(Problem requirements):
Scan the records below for the word "screenshot". Copy each line where it appears.
Data records Start Marker
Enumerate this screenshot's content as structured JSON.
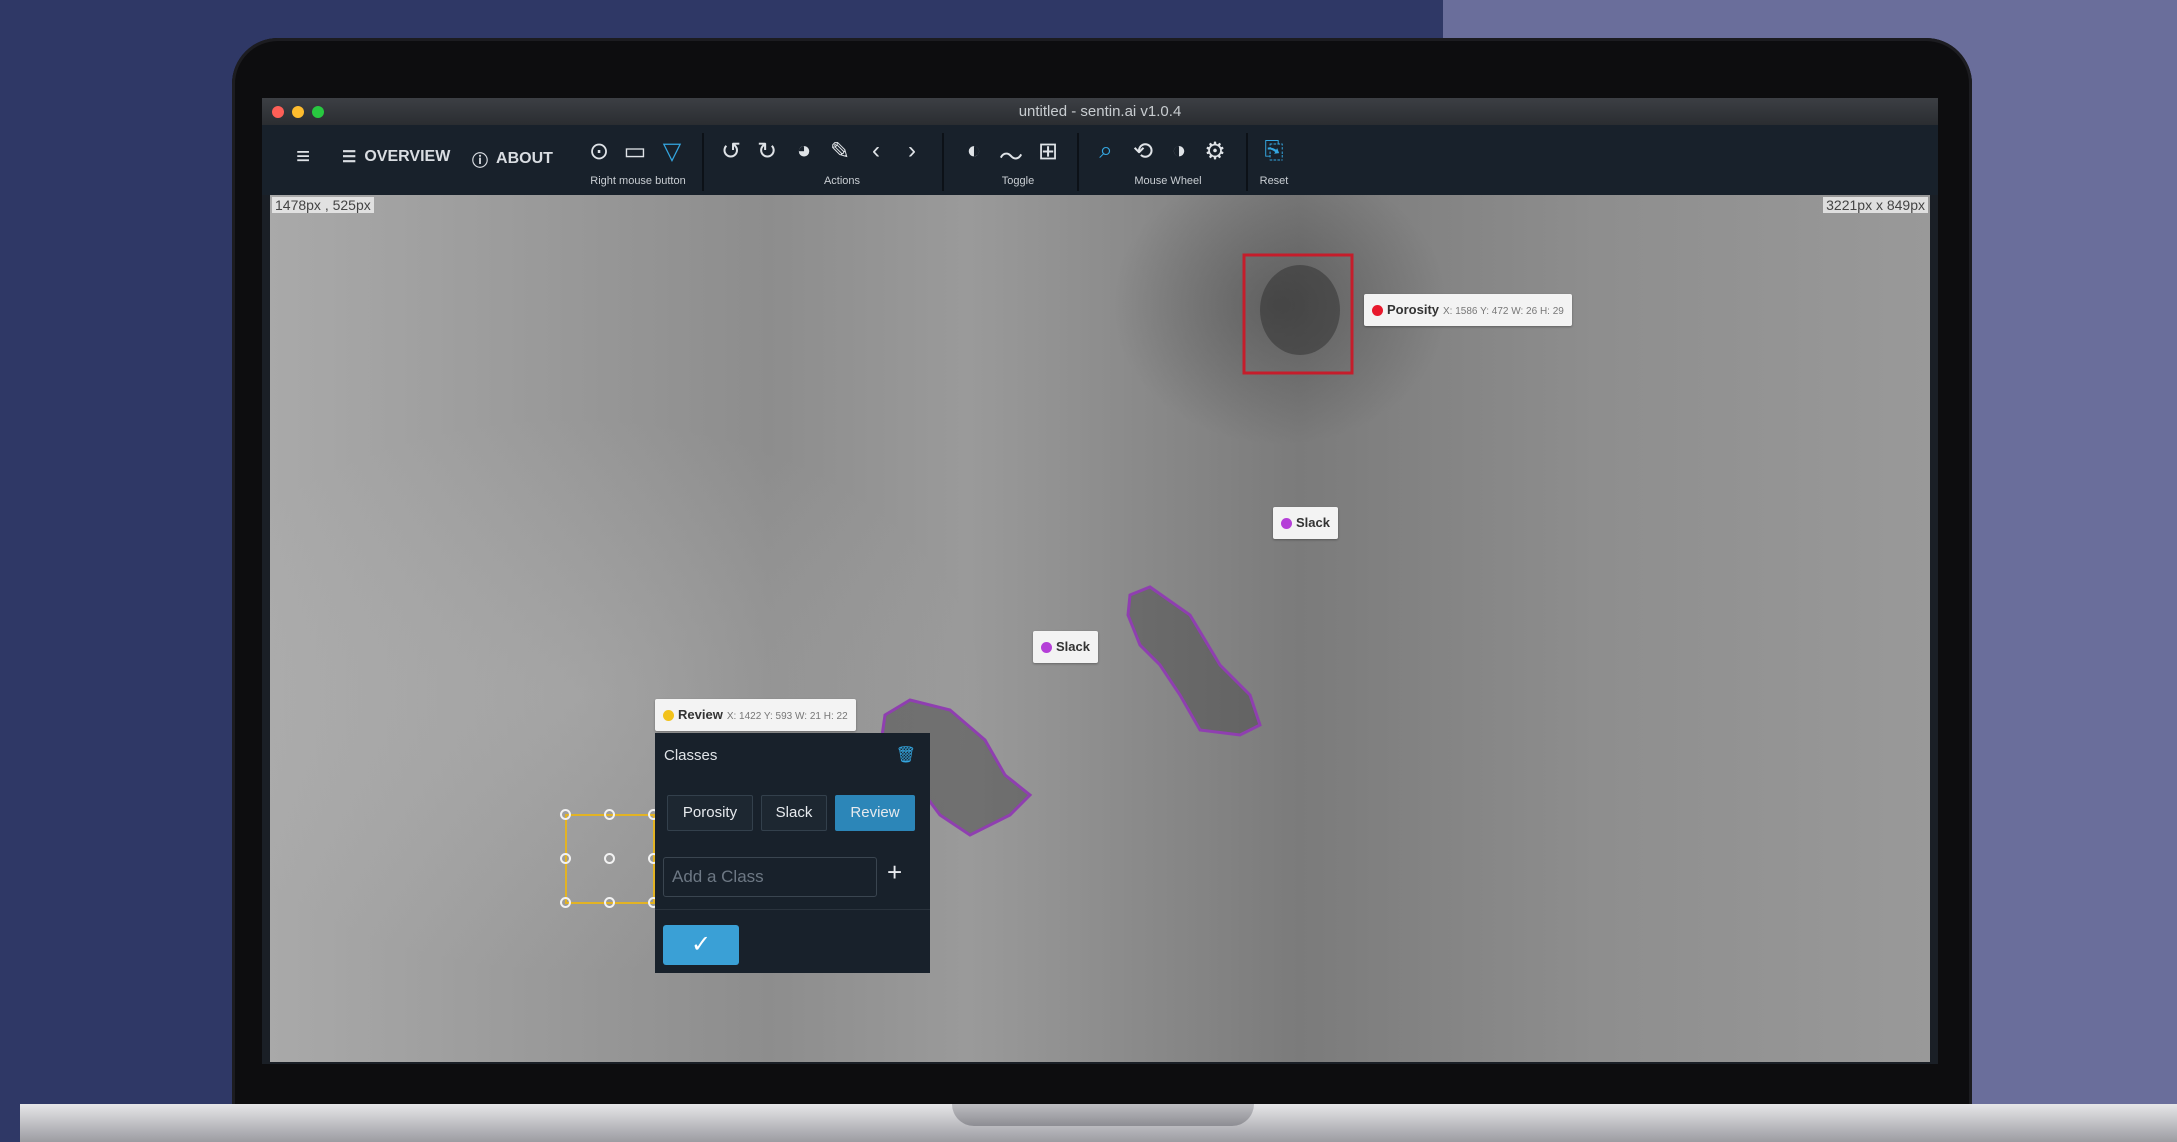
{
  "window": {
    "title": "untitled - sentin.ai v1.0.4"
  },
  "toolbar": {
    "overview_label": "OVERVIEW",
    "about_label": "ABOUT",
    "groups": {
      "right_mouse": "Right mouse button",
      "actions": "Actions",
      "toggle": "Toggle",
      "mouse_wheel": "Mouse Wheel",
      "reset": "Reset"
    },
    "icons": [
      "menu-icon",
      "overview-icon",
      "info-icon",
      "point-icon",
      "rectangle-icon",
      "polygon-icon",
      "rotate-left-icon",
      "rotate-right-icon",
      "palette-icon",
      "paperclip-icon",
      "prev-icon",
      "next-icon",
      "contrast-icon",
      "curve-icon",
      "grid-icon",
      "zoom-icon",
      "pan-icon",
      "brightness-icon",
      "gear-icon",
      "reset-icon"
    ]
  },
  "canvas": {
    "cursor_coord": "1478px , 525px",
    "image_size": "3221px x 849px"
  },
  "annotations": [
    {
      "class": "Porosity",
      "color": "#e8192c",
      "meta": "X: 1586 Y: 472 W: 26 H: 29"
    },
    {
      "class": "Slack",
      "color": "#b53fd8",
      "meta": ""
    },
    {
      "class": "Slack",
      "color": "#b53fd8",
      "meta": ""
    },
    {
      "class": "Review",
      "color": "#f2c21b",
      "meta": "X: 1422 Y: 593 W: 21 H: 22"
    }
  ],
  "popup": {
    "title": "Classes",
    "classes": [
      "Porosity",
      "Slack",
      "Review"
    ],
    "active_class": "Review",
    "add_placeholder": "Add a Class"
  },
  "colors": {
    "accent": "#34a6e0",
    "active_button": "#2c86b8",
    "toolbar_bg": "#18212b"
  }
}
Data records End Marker
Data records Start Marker
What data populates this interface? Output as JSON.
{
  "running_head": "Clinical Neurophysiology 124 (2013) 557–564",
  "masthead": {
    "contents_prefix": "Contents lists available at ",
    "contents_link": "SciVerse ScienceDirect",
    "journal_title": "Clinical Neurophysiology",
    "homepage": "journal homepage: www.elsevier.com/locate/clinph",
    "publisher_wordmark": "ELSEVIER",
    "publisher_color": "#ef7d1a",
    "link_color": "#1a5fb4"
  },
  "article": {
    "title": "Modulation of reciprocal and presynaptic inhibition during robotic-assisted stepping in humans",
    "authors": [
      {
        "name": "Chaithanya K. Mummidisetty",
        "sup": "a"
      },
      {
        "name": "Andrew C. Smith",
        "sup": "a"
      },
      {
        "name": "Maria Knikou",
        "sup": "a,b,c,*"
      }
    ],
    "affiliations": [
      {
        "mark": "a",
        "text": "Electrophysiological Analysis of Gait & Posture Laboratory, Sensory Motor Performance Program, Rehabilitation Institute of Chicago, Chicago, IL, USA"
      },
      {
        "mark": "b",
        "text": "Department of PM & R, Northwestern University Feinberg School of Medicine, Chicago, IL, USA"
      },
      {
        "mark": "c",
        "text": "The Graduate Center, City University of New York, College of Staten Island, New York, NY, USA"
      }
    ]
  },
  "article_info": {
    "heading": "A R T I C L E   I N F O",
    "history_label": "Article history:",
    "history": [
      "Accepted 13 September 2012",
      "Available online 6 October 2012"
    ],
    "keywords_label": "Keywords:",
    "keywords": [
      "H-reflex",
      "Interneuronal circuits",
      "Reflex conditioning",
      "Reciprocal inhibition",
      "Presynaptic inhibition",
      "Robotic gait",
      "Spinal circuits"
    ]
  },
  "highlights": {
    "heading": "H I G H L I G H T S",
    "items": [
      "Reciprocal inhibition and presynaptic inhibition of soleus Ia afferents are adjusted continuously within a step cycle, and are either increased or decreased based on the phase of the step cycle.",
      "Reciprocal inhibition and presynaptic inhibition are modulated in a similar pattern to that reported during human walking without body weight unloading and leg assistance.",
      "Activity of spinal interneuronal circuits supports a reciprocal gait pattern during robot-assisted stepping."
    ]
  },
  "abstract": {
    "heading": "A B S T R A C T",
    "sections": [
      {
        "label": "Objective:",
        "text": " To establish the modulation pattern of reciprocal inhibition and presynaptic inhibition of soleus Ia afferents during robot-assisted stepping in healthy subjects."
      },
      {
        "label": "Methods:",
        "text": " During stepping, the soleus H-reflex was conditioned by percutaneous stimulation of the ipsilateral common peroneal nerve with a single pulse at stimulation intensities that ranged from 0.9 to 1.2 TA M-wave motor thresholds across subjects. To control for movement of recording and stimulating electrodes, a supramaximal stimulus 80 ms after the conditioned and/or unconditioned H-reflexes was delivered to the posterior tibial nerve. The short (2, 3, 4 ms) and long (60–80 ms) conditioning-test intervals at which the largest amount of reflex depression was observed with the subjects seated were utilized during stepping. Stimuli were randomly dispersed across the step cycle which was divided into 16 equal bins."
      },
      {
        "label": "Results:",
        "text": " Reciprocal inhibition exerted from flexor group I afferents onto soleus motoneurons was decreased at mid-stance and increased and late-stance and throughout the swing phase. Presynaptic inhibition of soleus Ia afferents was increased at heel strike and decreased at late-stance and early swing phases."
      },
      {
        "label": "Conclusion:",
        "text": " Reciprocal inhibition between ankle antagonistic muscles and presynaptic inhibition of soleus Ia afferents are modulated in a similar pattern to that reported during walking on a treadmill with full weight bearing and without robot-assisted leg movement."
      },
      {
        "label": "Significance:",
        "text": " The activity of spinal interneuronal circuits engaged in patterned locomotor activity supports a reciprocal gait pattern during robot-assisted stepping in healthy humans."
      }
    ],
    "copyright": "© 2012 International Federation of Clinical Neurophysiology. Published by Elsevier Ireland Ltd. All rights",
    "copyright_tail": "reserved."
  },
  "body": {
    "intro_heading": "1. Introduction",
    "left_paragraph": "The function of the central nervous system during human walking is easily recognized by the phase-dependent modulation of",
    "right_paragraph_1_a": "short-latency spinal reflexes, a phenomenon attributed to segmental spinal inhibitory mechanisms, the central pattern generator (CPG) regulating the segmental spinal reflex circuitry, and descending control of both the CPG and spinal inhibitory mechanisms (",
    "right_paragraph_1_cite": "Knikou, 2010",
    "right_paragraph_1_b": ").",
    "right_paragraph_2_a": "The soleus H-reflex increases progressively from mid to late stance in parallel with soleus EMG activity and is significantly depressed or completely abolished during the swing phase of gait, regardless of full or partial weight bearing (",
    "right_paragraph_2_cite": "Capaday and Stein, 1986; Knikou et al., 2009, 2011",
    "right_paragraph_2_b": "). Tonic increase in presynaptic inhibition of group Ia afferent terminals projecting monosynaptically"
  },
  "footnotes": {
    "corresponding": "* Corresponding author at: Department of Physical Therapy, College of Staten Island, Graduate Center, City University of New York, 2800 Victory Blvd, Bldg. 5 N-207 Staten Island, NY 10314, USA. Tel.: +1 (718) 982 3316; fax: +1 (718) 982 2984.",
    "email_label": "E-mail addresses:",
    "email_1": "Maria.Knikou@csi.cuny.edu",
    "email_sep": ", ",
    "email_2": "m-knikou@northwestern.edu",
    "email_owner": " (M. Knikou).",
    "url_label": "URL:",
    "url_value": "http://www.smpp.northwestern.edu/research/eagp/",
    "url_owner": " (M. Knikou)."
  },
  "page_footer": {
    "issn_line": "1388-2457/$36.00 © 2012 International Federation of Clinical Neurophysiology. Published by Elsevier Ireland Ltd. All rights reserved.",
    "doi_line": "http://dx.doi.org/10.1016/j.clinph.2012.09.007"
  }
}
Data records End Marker
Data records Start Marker
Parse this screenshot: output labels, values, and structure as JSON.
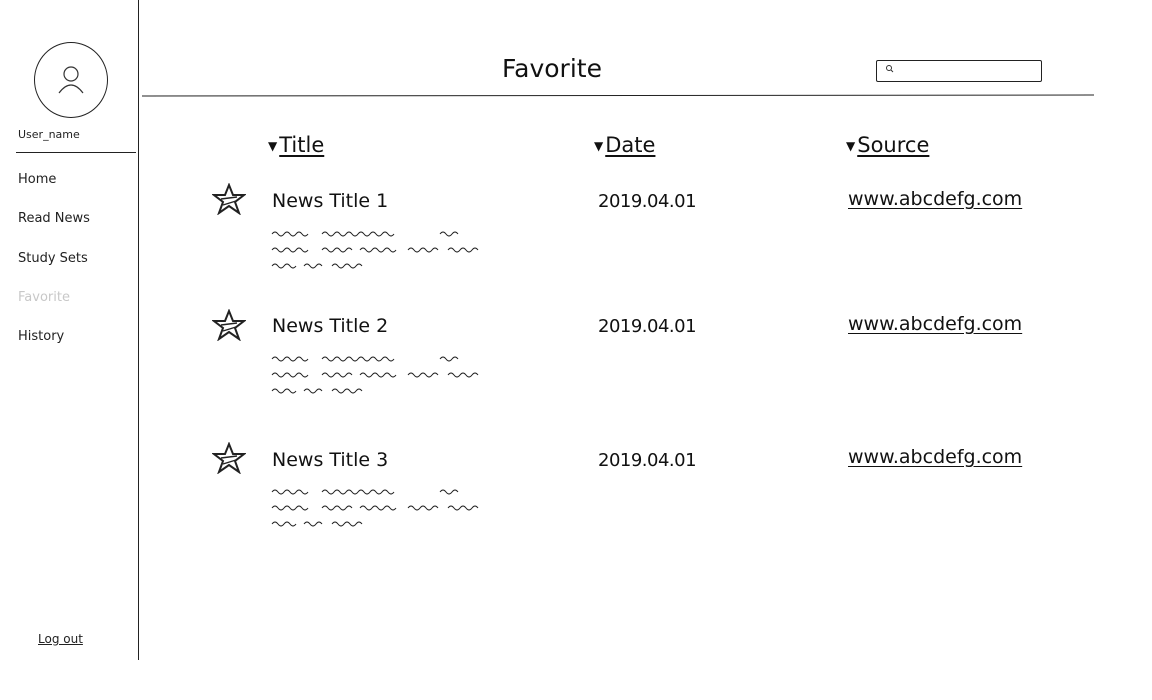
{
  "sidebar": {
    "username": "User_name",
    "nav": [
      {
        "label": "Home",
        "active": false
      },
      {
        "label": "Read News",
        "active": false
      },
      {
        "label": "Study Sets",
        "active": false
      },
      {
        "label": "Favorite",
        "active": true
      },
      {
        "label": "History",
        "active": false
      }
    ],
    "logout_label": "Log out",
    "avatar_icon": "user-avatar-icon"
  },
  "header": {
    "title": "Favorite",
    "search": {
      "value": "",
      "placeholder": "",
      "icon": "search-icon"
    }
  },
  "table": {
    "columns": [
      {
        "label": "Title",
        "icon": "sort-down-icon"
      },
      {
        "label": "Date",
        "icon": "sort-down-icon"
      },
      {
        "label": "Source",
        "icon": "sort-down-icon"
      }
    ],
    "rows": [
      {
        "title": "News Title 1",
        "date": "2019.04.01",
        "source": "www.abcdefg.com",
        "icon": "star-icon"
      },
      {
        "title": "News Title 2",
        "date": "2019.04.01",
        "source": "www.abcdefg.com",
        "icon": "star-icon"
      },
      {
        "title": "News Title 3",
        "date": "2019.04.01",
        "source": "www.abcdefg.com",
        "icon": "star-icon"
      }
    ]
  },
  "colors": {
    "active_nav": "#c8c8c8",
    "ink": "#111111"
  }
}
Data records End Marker
(Task solution):
Enumerate this screenshot's content as structured JSON.
Parse this screenshot: output labels, values, and structure as JSON.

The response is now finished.